## [Problem to work on]
Any image in the records is to be dropped, and everything else duplicated precisely.

Provided records Start Marker

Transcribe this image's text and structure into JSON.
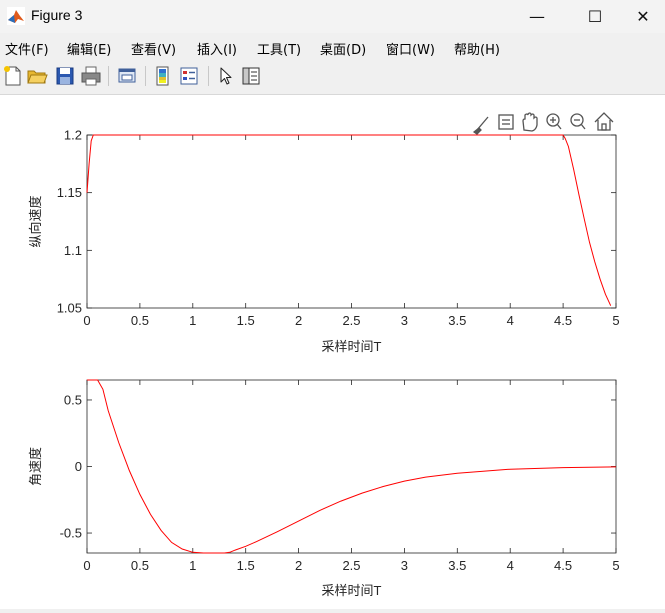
{
  "window": {
    "title": "Figure 3",
    "minimize": "—",
    "maximize": "☐",
    "close": "✕"
  },
  "menu": [
    "文件(F)",
    "编辑(E)",
    "查看(V)",
    "插入(I)",
    "工具(T)",
    "桌面(D)",
    "窗口(W)",
    "帮助(H)"
  ],
  "toolbar_icons": [
    "new-figure-icon",
    "open-file-icon",
    "save-icon",
    "print-icon",
    "link-plot-icon",
    "insert-colorbar-icon",
    "insert-legend-icon",
    "edit-plot-icon",
    "property-inspector-icon"
  ],
  "axes_toolbar_icons": [
    "brush-icon",
    "data-tip-icon",
    "pan-icon",
    "zoom-in-icon",
    "zoom-out-icon",
    "home-icon"
  ],
  "colors": {
    "line": "#ff0000",
    "axis": "#262626"
  },
  "chart_data": [
    {
      "type": "line",
      "title": "",
      "xlabel": "采样时间T",
      "ylabel": "纵向速度",
      "xlim": [
        0,
        5
      ],
      "ylim": [
        1.05,
        1.2
      ],
      "xticks": [
        0,
        0.5,
        1,
        1.5,
        2,
        2.5,
        3,
        3.5,
        4,
        4.5,
        5
      ],
      "xtick_labels": [
        "0",
        "0.5",
        "1",
        "1.5",
        "2",
        "2.5",
        "3",
        "3.5",
        "4",
        "4.5",
        "5"
      ],
      "yticks": [
        1.05,
        1.1,
        1.15,
        1.2
      ],
      "ytick_labels": [
        "1.05",
        "1.1",
        "1.15",
        "1.2"
      ],
      "grid": false,
      "series": [
        {
          "color": "#ff0000",
          "x": [
            0,
            0.02,
            0.04,
            0.06,
            0.1,
            1.0,
            2.0,
            3.0,
            4.0,
            4.5,
            4.52,
            4.55,
            4.6,
            4.65,
            4.7,
            4.75,
            4.8,
            4.85,
            4.9,
            4.95
          ],
          "y": [
            1.15,
            1.175,
            1.195,
            1.2,
            1.2,
            1.2,
            1.2,
            1.2,
            1.2,
            1.2,
            1.197,
            1.19,
            1.17,
            1.148,
            1.127,
            1.107,
            1.09,
            1.075,
            1.062,
            1.052
          ]
        }
      ]
    },
    {
      "type": "line",
      "title": "",
      "xlabel": "采样时间T",
      "ylabel": "角速度",
      "xlim": [
        0,
        5
      ],
      "ylim": [
        -0.65,
        0.65
      ],
      "xticks": [
        0,
        0.5,
        1,
        1.5,
        2,
        2.5,
        3,
        3.5,
        4,
        4.5,
        5
      ],
      "xtick_labels": [
        "0",
        "0.5",
        "1",
        "1.5",
        "2",
        "2.5",
        "3",
        "3.5",
        "4",
        "4.5",
        "5"
      ],
      "yticks": [
        -0.5,
        0,
        0.5
      ],
      "ytick_labels": [
        "-0.5",
        "0",
        "0.5"
      ],
      "grid": false,
      "series": [
        {
          "color": "#ff0000",
          "x": [
            0,
            0.1,
            0.15,
            0.2,
            0.3,
            0.4,
            0.5,
            0.6,
            0.7,
            0.8,
            0.9,
            1.0,
            1.1,
            1.2,
            1.3,
            1.35,
            1.4,
            1.5,
            1.6,
            1.8,
            2.0,
            2.2,
            2.4,
            2.6,
            2.8,
            3.0,
            3.2,
            3.5,
            4.0,
            4.5,
            5.0
          ],
          "y": [
            0.65,
            0.65,
            0.58,
            0.42,
            0.18,
            -0.03,
            -0.21,
            -0.36,
            -0.48,
            -0.57,
            -0.62,
            -0.645,
            -0.65,
            -0.65,
            -0.65,
            -0.645,
            -0.628,
            -0.6,
            -0.565,
            -0.49,
            -0.41,
            -0.33,
            -0.26,
            -0.2,
            -0.15,
            -0.11,
            -0.08,
            -0.05,
            -0.02,
            -0.008,
            -0.003
          ]
        }
      ]
    }
  ]
}
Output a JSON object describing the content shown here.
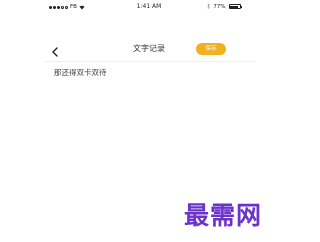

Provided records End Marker

## [Expected answer]
Transcribe this image's text and structure into JSON.
{
  "window": {
    "title": "Figure 3",
    "minimize": "—",
    "maximize": "☐",
    "close": "✕"
  },
  "menu": [
    "文件(F)",
    "编辑(E)",
    "查看(V)",
    "插入(I)",
    "工具(T)",
    "桌面(D)",
    "窗口(W)",
    "帮助(H)"
  ],
  "toolbar_icons": [
    "new-figure-icon",
    "open-file-icon",
    "save-icon",
    "print-icon",
    "link-plot-icon",
    "insert-colorbar-icon",
    "insert-legend-icon",
    "edit-plot-icon",
    "property-inspector-icon"
  ],
  "axes_toolbar_icons": [
    "brush-icon",
    "data-tip-icon",
    "pan-icon",
    "zoom-in-icon",
    "zoom-out-icon",
    "home-icon"
  ],
  "colors": {
    "line": "#ff0000",
    "axis": "#262626"
  },
  "chart_data": [
    {
      "type": "line",
      "title": "",
      "xlabel": "采样时间T",
      "ylabel": "纵向速度",
      "xlim": [
        0,
        5
      ],
      "ylim": [
        1.05,
        1.2
      ],
      "xticks": [
        0,
        0.5,
        1,
        1.5,
        2,
        2.5,
        3,
        3.5,
        4,
        4.5,
        5
      ],
      "xtick_labels": [
        "0",
        "0.5",
        "1",
        "1.5",
        "2",
        "2.5",
        "3",
        "3.5",
        "4",
        "4.5",
        "5"
      ],
      "yticks": [
        1.05,
        1.1,
        1.15,
        1.2
      ],
      "ytick_labels": [
        "1.05",
        "1.1",
        "1.15",
        "1.2"
      ],
      "grid": false,
      "series": [
        {
          "color": "#ff0000",
          "x": [
            0,
            0.02,
            0.04,
            0.06,
            0.1,
            1.0,
            2.0,
            3.0,
            4.0,
            4.5,
            4.52,
            4.55,
            4.6,
            4.65,
            4.7,
            4.75,
            4.8,
            4.85,
            4.9,
            4.95
          ],
          "y": [
            1.15,
            1.175,
            1.195,
            1.2,
            1.2,
            1.2,
            1.2,
            1.2,
            1.2,
            1.2,
            1.197,
            1.19,
            1.17,
            1.148,
            1.127,
            1.107,
            1.09,
            1.075,
            1.062,
            1.052
          ]
        }
      ]
    },
    {
      "type": "line",
      "title": "",
      "xlabel": "采样时间T",
      "ylabel": "角速度",
      "xlim": [
        0,
        5
      ],
      "ylim": [
        -0.65,
        0.65
      ],
      "xticks": [
        0,
        0.5,
        1,
        1.5,
        2,
        2.5,
        3,
        3.5,
        4,
        4.5,
        5
      ],
      "xtick_labels": [
        "0",
        "0.5",
        "1",
        "1.5",
        "2",
        "2.5",
        "3",
        "3.5",
        "4",
        "4.5",
        "5"
      ],
      "yticks": [
        -0.5,
        0,
        0.5
      ],
      "ytick_labels": [
        "-0.5",
        "0",
        "0.5"
      ],
      "grid": false,
      "series": [
        {
          "color": "#ff0000",
          "x": [
            0,
            0.1,
            0.15,
            0.2,
            0.3,
            0.4,
            0.5,
            0.6,
            0.7,
            0.8,
            0.9,
            1.0,
            1.1,
            1.2,
            1.3,
            1.35,
            1.4,
            1.5,
            1.6,
            1.8,
            2.0,
            2.2,
            2.4,
            2.6,
            2.8,
            3.0,
            3.2,
            3.5,
            4.0,
            4.5,
            5.0
          ],
          "y": [
            0.65,
            0.65,
            0.58,
            0.42,
            0.18,
            -0.03,
            -0.21,
            -0.36,
            -0.48,
            -0.57,
            -0.62,
            -0.645,
            -0.65,
            -0.65,
            -0.65,
            -0.645,
            -0.628,
            -0.6,
            -0.565,
            -0.49,
            -0.41,
            -0.33,
            -0.26,
            -0.2,
            -0.15,
            -0.11,
            -0.08,
            -0.05,
            -0.02,
            -0.008,
            -0.003
          ]
        }
      ]
    }
  ]
}
Output a JSON object describing the content shown here.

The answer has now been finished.